▸ **TASK GOAL**
Search the data for "time" and copy every matching line.

(Data items)
--

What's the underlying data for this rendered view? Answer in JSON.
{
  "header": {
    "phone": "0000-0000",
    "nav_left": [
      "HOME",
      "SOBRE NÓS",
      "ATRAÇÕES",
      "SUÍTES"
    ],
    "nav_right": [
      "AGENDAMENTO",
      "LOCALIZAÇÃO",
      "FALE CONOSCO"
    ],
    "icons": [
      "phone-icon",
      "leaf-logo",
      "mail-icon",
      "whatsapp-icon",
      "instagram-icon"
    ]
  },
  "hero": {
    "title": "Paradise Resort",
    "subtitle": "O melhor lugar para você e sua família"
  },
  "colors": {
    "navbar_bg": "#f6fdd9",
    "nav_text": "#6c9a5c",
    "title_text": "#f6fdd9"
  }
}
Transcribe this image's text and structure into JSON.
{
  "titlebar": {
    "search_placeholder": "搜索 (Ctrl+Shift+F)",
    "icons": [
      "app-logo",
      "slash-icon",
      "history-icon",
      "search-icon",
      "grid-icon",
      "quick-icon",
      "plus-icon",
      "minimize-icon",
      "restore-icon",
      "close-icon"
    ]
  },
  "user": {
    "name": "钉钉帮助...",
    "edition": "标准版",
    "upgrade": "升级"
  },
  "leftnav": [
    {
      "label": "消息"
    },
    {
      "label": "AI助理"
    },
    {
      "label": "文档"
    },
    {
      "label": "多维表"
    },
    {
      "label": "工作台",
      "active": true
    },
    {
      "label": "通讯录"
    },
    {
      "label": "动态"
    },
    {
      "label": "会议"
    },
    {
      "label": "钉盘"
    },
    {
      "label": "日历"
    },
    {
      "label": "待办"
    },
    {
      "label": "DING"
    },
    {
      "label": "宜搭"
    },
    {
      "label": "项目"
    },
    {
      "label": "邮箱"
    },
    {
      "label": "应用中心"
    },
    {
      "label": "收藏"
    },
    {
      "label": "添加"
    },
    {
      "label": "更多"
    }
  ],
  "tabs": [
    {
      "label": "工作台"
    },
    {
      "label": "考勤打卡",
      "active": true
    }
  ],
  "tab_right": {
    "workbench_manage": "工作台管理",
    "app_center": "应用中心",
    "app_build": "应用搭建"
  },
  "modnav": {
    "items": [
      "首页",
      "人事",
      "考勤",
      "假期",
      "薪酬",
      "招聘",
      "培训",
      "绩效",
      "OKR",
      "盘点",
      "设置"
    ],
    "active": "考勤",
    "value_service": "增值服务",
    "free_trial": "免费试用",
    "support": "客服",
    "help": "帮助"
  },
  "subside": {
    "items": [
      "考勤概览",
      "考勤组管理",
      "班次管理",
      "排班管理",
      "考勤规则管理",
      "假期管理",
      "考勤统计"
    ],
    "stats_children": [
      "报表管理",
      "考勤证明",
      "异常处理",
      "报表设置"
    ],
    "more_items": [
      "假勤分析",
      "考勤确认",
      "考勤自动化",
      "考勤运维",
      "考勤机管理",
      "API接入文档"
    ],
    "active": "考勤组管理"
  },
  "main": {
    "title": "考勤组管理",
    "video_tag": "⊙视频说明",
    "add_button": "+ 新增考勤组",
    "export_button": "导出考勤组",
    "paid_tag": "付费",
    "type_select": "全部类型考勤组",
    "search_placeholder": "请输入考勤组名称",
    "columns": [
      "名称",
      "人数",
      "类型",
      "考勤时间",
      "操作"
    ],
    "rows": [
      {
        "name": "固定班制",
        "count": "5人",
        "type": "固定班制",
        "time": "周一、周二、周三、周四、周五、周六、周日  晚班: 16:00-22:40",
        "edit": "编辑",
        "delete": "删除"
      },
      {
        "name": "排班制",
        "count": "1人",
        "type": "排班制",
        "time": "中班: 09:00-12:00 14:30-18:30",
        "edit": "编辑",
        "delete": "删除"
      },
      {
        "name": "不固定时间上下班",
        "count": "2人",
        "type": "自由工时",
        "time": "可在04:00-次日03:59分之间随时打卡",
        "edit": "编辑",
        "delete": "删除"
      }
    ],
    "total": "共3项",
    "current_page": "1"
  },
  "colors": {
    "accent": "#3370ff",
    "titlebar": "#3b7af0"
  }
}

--

▸ **WRITTEN SOLUTION**
        "time": "周一、周二、周三、周四、周五、周六、周日  晚班: 16:00-22:40",
        "time": "中班: 09:00-12:00 14:30-18:30",
        "time": "可在04:00-次日03:59分之间随时打卡",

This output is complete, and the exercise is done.